-- DATA --
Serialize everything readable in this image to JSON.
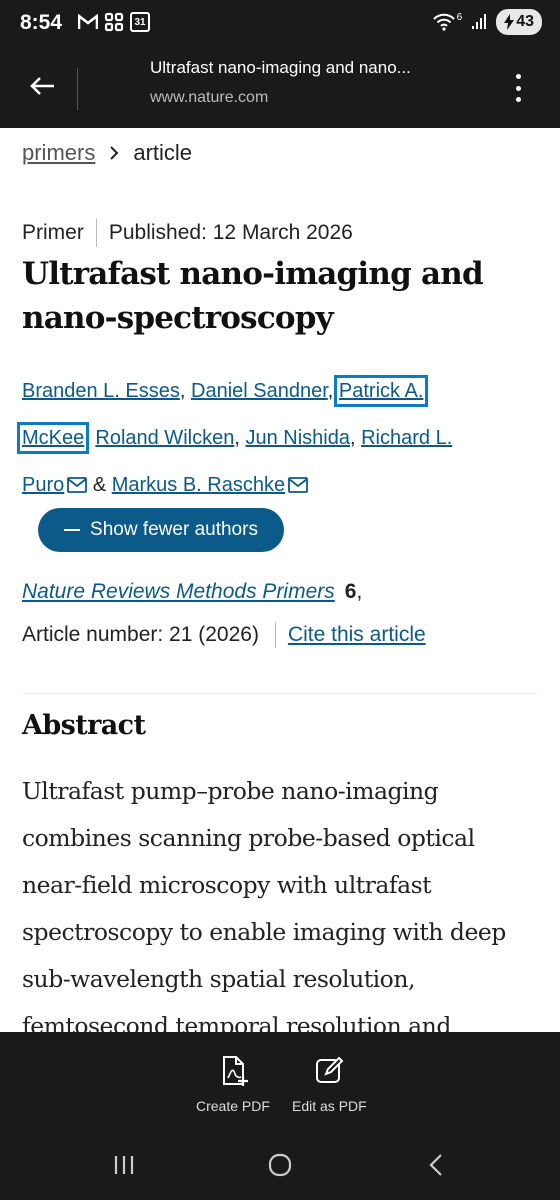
{
  "status_bar": {
    "time": "8:54",
    "left_icons": [
      "gmail-icon",
      "slack-icon",
      "calendar-icon"
    ],
    "calendar_day": "31",
    "signal_label": "6",
    "battery_level": "43"
  },
  "app_bar": {
    "title": "Ultrafast nano-imaging and nano...",
    "url": "www.nature.com"
  },
  "breadcrumb": {
    "parent": "primers",
    "current": "article"
  },
  "article": {
    "type": "Primer",
    "published": "Published: 12 March 2026",
    "title": "Ultrafast nano-imaging and nano-spectroscopy",
    "authors": [
      "Branden L. Esses",
      "Daniel Sandner",
      "Patrick A.",
      "McKee",
      "Roland Wilcken",
      "Jun Nishida",
      "Richard L.",
      "Puro",
      "Markus B. Raschke"
    ],
    "separators": {
      "comma": ",",
      "amp": "&"
    },
    "show_authors_label": "Show fewer authors",
    "journal": "Nature Reviews Methods Primers",
    "volume": "6",
    "volume_suffix": ",",
    "article_number": "Article number: 21 (2026)",
    "cite_label": "Cite this article"
  },
  "abstract": {
    "heading": "Abstract",
    "lines": [
      "Ultrafast pump–probe nano-imaging",
      "combines scanning probe-based optical",
      "near-field microscopy with ultrafast",
      "spectroscopy to enable imaging with deep",
      "sub-wavelength spatial resolution,",
      "femtosecond temporal resolution and"
    ]
  },
  "toolbar": {
    "create_pdf": "Create PDF",
    "edit_pdf": "Edit as PDF"
  },
  "colors": {
    "link": "#0b5a8a",
    "focus_outline": "#0b7bc4",
    "dark_bar": "#1a1a1a"
  }
}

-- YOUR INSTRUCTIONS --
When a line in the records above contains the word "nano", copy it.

-- EXERCISE ANSWER --
    "title": "Ultrafast nano-imaging and nano...",
    "title": "Ultrafast nano-imaging and nano-spectroscopy",
      "Ultrafast pump–probe nano-imaging",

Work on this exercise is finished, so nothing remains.